Qualitative research is an invaluable tool for understanding the complexities of social life. One way researchers analyze data collected from qualitative research is by coding it. Coding is the process of breaking down data into smaller, more manageable pieces and assigning them labels. This allows researchers to identify patterns and draw conclusions from the data. In this article, we’ll discuss the different types of coding used in qualitative research.
Open coding is the first step in analyzing qualitative data. Open coding is a process of breaking down the data into its basic components and assigning labels to them. During open coding, the researcher looks for patterns, relationships, and themes in the data. They then create labels for these components and assign them to the relevant parts of the data.
Axial coding is the next step in coding qualitative data. It involves grouping related concepts together and examining them in relation to each other. This helps researchers to identify relationships between different components of the data and draw conclusions about the data.
Selective coding is the process of focusing on one or two key themes in the data and examining them in detail. This allows researchers to hone in on the most important aspects of the data and gain a deeper understanding of it.
Theoretical coding is the process of testing an existing theory against the data. During this process, the researcher looks for evidence that supports the theory and evidence that goes against it. This helps the researcher to validate the theory or identify areas where it needs to be modified.
Coding is an invaluable tool in qualitative research. It allows researchers to identify patterns in data and draw meaningful conclusions from it. There are a variety of coding techniques that can be used, including open coding, axial coding, selective coding, and theoretical coding. By understanding the different types of coding, researchers can effectively analyze their data and draw meaningful conclusions.

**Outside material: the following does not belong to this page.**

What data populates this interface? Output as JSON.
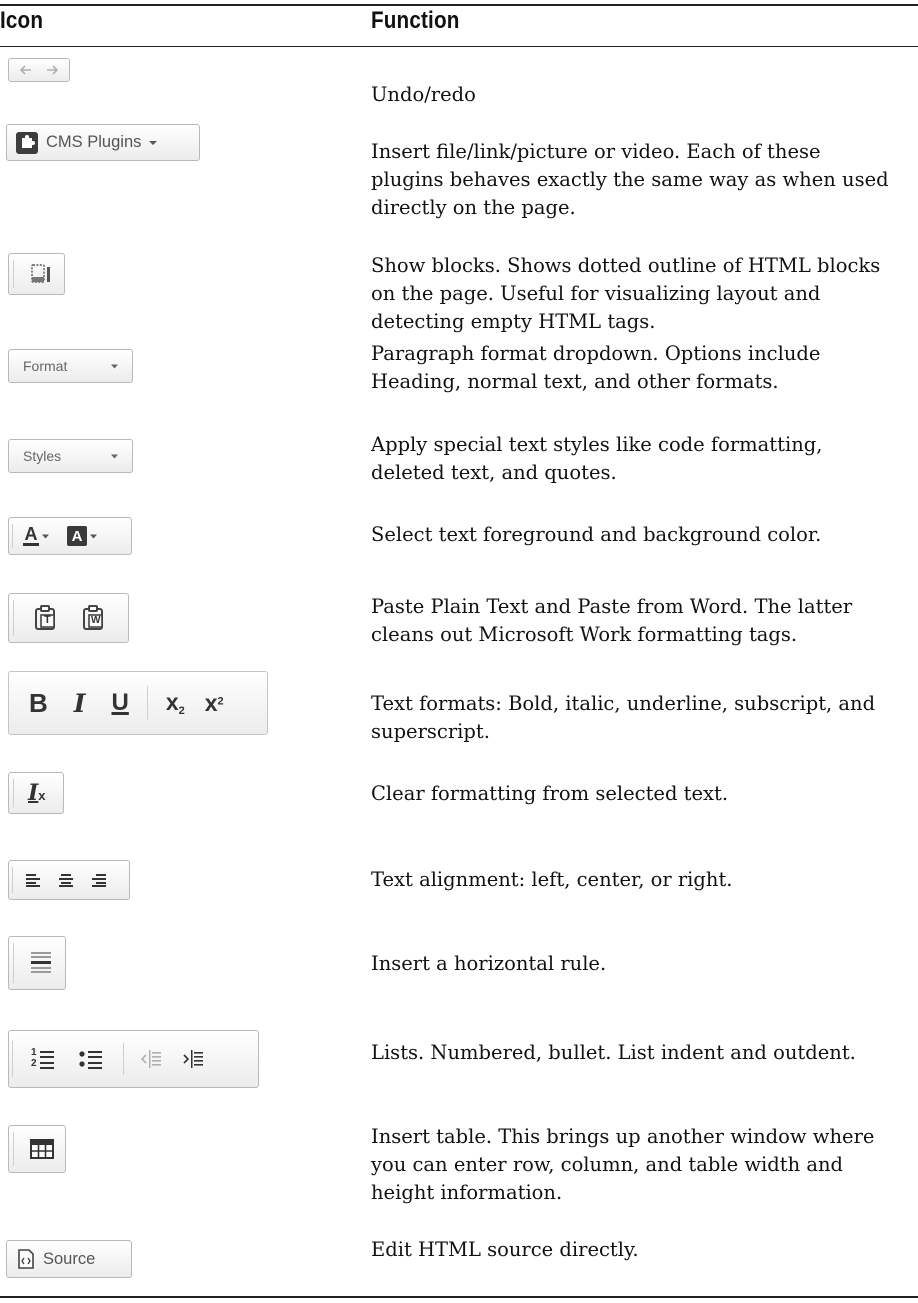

For more information about coding in qualitative research, check out the Qualitative Research journal, the Qualitative Research book, and Qualitative Data Analysis by Matthew B. Miles, A. Michael Huberman, and Johnny Saldaña.